[Assignment]
Only a number is wanted here: the number of lines of the data that include "Zoom".

(Collection entries)
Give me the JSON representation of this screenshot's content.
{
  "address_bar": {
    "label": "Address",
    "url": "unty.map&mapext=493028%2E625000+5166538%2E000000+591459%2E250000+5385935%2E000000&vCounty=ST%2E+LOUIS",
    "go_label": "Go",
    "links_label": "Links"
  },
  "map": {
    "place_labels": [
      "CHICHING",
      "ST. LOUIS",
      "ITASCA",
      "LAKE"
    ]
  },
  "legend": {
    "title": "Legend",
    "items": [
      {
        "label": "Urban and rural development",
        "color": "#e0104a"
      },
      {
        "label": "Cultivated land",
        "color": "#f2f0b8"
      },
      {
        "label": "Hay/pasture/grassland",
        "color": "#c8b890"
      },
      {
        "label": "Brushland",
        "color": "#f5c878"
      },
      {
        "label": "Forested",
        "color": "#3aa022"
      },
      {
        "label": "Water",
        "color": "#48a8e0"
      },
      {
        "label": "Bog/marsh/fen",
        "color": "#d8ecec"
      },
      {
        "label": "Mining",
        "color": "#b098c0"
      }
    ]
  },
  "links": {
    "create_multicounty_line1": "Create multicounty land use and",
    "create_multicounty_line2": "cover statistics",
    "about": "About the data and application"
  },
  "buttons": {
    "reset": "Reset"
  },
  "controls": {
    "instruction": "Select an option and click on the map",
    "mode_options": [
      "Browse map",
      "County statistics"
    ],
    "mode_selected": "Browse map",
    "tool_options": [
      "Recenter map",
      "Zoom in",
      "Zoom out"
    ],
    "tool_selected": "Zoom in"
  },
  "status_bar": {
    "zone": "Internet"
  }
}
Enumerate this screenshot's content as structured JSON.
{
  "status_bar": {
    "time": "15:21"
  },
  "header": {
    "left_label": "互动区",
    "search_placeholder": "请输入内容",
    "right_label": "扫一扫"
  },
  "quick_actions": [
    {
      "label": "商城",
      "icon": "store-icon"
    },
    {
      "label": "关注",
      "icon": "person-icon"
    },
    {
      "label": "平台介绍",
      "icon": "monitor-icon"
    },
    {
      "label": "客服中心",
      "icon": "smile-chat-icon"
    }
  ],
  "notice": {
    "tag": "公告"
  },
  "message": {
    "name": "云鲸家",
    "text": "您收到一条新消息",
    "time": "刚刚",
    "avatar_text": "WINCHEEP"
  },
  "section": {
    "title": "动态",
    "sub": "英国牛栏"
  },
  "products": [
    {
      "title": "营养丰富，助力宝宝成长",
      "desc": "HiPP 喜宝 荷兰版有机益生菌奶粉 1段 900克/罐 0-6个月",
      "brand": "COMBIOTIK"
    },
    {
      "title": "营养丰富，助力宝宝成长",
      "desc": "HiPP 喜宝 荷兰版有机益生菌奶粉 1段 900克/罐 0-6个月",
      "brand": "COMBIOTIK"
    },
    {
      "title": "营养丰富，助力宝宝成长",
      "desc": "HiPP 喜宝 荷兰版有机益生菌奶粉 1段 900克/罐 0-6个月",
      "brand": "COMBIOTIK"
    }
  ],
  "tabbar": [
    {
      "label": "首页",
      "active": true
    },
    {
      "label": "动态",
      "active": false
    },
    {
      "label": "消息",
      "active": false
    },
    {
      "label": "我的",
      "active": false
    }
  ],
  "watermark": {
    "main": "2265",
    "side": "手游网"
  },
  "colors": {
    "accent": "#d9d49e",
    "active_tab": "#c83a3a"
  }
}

[Exercise output]
3